## INFORMATION SHOWN
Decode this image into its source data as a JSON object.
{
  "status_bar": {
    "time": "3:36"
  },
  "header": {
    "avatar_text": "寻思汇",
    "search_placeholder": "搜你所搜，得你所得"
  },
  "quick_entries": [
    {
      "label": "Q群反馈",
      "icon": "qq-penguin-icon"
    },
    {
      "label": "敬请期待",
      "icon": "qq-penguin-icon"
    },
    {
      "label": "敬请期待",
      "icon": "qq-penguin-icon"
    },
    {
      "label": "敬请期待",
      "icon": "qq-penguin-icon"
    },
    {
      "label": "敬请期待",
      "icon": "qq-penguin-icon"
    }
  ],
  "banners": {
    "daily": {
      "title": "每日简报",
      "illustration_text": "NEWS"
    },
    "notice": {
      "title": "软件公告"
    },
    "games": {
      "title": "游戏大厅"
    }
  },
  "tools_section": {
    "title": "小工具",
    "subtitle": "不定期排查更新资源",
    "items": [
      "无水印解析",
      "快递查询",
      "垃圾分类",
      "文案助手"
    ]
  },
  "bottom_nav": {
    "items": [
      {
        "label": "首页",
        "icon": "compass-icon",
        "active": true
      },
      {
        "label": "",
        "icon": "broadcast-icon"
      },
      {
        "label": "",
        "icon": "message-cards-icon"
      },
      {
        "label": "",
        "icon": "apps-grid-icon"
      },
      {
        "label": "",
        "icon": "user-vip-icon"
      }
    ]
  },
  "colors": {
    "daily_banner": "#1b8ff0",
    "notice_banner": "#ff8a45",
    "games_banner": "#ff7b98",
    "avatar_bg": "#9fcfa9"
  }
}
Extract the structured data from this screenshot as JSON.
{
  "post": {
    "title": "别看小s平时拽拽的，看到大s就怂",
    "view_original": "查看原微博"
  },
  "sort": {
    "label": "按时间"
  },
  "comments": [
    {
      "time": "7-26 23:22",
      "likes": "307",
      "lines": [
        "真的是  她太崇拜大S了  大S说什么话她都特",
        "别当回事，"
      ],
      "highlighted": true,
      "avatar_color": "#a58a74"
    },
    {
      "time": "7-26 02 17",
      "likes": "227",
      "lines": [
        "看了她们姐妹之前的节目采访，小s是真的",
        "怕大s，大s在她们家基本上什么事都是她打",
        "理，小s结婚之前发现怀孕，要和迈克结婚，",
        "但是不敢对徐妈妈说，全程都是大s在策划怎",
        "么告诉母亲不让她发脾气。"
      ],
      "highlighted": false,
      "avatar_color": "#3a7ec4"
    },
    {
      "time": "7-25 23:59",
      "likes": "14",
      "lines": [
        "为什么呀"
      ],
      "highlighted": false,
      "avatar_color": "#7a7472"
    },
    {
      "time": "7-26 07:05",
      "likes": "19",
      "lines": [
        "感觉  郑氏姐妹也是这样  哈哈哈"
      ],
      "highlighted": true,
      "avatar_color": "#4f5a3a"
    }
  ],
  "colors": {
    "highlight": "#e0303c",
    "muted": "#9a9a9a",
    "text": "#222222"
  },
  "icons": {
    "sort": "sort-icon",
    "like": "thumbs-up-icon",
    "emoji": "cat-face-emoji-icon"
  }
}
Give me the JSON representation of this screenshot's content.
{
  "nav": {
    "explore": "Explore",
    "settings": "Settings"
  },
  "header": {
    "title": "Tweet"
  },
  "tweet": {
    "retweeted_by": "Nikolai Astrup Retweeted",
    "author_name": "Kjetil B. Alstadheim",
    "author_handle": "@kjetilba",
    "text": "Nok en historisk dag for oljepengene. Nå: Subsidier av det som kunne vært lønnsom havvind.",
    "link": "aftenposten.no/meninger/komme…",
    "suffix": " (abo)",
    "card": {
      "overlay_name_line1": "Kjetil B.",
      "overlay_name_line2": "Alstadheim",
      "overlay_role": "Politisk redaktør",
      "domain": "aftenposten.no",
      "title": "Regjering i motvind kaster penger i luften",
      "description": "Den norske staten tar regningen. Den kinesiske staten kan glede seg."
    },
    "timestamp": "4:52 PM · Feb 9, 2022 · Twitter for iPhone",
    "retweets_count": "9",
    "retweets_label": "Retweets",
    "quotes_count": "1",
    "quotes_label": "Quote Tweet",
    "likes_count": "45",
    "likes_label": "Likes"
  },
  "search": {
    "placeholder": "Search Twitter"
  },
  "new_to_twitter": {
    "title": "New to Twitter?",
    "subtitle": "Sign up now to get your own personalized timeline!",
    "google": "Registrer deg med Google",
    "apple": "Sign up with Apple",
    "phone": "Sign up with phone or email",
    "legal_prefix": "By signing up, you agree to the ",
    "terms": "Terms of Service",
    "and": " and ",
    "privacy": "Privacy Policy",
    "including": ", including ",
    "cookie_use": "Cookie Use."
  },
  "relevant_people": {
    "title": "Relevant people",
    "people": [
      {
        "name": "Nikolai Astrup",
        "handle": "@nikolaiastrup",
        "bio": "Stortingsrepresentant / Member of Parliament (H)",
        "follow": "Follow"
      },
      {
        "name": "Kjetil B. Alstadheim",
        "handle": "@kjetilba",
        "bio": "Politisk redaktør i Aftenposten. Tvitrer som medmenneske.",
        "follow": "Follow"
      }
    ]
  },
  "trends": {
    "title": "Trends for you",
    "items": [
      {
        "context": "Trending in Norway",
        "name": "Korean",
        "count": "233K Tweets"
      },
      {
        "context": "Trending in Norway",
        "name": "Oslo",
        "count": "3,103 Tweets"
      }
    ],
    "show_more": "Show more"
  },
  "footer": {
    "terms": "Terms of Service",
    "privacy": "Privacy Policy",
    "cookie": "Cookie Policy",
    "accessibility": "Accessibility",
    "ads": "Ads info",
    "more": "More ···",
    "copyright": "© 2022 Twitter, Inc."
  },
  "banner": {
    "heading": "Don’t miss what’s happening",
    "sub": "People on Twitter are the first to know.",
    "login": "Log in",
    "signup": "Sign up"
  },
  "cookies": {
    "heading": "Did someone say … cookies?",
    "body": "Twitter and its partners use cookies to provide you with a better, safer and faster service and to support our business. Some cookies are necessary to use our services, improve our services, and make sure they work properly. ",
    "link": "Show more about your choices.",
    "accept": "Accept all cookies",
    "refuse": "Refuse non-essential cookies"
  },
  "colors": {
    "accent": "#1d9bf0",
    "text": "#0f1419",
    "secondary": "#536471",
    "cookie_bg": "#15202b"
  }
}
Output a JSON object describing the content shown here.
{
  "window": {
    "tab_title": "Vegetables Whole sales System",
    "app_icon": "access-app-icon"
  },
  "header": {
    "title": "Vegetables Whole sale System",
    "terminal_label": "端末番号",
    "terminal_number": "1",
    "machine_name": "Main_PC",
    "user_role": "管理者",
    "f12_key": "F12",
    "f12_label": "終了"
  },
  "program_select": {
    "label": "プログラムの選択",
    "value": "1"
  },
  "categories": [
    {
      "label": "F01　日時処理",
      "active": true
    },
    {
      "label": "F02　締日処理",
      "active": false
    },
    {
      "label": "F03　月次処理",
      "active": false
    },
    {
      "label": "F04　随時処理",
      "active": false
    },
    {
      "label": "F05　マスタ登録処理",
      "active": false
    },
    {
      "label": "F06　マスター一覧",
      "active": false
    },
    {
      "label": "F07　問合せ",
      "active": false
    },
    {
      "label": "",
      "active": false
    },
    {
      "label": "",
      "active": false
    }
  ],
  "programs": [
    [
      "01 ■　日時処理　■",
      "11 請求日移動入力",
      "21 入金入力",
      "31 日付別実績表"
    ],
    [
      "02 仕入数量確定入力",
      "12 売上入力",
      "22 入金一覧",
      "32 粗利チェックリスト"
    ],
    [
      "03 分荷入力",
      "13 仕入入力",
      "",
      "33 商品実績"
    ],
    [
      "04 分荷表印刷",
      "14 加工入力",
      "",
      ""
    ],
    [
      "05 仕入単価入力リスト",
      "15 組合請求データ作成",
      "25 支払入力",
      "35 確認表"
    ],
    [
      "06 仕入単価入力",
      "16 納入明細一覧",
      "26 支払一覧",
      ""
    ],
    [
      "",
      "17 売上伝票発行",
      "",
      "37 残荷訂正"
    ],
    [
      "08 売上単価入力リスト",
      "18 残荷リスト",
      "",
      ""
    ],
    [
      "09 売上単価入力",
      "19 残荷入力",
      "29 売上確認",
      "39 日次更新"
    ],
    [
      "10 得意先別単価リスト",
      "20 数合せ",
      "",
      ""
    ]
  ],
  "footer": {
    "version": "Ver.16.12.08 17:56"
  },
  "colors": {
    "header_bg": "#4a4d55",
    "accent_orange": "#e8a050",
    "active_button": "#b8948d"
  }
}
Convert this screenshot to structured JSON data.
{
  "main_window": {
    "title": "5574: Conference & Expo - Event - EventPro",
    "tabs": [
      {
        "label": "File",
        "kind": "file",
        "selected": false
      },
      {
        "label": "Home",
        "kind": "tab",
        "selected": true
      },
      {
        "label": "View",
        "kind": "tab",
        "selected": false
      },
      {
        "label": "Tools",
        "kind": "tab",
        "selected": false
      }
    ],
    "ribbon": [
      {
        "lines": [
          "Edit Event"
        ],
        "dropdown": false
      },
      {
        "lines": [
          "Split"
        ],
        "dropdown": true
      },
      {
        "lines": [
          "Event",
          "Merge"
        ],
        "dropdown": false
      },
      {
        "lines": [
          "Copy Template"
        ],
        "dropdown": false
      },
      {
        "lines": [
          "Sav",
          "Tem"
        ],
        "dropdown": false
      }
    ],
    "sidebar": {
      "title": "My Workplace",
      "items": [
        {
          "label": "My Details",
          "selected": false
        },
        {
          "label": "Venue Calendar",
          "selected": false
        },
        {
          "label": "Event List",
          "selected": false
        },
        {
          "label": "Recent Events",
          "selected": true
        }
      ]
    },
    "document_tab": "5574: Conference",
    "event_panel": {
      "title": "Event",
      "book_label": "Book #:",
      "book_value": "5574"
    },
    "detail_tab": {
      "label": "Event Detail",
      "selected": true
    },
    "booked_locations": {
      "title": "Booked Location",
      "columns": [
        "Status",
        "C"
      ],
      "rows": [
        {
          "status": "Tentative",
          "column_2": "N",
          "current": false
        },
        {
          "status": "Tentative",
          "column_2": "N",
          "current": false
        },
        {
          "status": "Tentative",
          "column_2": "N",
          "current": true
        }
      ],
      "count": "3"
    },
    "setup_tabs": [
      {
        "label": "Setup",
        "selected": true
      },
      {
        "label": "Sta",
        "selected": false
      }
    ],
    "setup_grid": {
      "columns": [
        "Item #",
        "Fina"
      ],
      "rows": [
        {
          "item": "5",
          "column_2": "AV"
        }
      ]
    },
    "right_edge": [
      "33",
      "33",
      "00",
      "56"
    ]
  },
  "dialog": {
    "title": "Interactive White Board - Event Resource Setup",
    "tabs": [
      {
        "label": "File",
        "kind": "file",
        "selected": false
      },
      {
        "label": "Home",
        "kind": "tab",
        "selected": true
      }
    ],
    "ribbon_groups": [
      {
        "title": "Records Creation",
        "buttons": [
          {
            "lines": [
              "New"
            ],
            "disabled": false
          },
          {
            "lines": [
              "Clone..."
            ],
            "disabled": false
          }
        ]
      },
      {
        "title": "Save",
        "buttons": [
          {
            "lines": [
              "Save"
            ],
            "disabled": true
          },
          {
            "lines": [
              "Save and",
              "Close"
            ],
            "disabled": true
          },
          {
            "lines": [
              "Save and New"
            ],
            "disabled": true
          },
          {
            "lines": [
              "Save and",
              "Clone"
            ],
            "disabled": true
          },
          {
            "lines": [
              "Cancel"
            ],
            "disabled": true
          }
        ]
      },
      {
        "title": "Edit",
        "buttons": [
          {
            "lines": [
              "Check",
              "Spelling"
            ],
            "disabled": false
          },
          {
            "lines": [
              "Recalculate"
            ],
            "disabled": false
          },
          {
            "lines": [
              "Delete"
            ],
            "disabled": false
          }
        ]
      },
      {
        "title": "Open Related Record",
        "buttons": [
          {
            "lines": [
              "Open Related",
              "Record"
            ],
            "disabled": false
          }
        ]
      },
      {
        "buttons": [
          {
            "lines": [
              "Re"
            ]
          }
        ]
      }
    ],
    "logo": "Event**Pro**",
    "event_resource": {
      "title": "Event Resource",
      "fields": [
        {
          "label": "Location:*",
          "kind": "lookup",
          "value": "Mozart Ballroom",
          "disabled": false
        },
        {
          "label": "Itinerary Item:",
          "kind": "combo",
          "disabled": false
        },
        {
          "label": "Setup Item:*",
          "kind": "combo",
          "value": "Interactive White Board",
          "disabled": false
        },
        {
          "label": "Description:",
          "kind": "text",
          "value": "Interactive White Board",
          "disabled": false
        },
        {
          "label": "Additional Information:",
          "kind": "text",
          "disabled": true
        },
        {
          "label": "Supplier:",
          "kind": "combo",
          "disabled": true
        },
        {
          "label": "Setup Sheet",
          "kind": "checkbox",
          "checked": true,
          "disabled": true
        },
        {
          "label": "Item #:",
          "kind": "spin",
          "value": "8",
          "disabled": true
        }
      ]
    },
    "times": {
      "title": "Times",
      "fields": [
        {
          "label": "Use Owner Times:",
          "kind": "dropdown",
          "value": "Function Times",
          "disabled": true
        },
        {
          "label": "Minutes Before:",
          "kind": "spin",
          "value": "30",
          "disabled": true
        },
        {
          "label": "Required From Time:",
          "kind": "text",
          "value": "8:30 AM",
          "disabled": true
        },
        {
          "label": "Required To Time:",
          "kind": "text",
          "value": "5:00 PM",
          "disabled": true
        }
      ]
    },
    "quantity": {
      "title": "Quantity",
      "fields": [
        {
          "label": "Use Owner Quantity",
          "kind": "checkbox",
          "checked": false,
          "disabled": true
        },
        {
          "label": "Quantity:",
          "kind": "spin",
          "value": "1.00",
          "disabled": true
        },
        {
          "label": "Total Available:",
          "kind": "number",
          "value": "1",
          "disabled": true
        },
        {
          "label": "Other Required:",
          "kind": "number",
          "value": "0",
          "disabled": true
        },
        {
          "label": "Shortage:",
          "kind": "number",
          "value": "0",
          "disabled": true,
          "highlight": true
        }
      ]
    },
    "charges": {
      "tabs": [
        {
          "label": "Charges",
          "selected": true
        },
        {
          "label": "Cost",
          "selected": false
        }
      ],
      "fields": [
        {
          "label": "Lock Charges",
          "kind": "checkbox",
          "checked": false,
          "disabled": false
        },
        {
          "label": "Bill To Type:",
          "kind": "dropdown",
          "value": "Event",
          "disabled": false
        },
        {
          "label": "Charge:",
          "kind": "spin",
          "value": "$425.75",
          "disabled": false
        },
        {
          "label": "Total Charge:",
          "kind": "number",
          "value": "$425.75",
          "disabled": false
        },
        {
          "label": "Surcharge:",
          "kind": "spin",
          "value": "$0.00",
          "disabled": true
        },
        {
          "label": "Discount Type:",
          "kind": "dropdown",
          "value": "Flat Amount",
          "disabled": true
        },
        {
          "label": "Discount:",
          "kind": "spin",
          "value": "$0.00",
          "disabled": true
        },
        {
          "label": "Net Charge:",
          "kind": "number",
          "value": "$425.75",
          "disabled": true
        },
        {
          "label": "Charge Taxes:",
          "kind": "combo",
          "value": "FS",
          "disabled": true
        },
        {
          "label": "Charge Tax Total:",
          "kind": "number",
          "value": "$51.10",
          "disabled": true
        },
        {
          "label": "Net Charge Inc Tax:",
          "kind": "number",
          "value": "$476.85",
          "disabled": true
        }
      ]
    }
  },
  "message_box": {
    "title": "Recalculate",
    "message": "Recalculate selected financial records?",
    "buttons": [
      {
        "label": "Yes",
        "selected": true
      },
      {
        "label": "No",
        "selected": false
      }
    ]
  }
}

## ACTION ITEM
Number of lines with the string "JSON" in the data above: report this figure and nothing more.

## YOUR RESPONSE
5